KP: When Charlotte went to Roe Head School at the age of fifteen, a classmate mentioned that she had a strong Irish accent, though she’d lived in Yorkshire all her life. This one-off remark seemed too flimsy a piece of evidence to make it into the novel. It’s fascinating to me though, that Charlotte and her siblings might have inherited their father Patrick’s Northern Irish accent, a clear indication of how little the children mixed outside of their immediate family.
This aside, I don’t worry too much about what’s been discarded. The things I don’t use still inform my writing. The first couple of drafts of a novel for me are about tipping everything onto the page, an unholy mess of ideas and vague themes, with the heavyweight of research thrown into the mix when it comes to a historical novel.
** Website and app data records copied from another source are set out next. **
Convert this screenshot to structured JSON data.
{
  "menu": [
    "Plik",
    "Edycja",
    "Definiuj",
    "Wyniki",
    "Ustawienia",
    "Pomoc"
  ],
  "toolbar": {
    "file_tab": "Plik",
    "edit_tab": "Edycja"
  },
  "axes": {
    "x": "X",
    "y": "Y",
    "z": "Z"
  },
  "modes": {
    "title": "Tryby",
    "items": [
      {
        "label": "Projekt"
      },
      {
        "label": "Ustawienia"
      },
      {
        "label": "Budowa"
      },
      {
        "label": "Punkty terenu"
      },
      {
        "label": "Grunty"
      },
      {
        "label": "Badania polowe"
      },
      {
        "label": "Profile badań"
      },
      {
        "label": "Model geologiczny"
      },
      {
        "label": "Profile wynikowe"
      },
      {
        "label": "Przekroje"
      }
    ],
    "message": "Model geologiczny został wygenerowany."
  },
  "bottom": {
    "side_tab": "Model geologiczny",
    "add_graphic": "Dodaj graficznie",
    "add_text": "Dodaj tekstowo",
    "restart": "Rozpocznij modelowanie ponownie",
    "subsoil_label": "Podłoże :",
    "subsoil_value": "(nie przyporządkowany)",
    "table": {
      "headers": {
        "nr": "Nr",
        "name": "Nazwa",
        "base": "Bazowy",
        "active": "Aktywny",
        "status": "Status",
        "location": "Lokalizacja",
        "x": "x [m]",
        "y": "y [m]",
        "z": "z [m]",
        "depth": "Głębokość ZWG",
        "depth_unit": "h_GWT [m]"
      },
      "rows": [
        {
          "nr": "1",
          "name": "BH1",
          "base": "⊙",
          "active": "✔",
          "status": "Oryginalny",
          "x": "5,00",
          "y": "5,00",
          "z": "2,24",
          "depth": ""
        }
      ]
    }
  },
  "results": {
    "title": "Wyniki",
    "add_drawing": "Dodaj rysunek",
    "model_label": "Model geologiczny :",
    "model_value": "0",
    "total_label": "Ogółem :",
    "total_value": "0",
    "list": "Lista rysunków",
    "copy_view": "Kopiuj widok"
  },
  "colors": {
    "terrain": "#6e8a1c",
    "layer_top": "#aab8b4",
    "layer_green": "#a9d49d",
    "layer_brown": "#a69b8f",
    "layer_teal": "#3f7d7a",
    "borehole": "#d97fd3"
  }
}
After that it’s about finding a line and developing it, paring away everything that doesn’t pertain to it. I’m inexpert at this, so it can take me a long time to locate and then clear away the debris from a particular pathway, but there’s such a feeling of certainty then that I instantly forget all the idiotic blundering around, can no longer see anything but the path I’ve chosen.
With Fifteen Wild Decembers I wanted to answer just one question: how was it that a reclusive clergyman’s daughter who lived most of her life in a remote West Yorkshire village, barely mixed outside of her own family, came to write a novel so shocking and powerful that it still enthrals us to this day? Perhaps two questions, if I’m pushed: how was it possible that not one, but all three sisters, each destined only to be a governess or a teacher for the rest of her life, produced some of the most remarkable novels in the English language?
Fifteen Wild Decembers is published on 21 September with Europa Editions, and we have three copies to give away!
For the chance to win, tell us what you’re reading on Twitter, Instagram or Facebook using the hashtags #NorthernBookshelf and #FifteenWildDecembers. Winners will be drawn on 22 September 2023.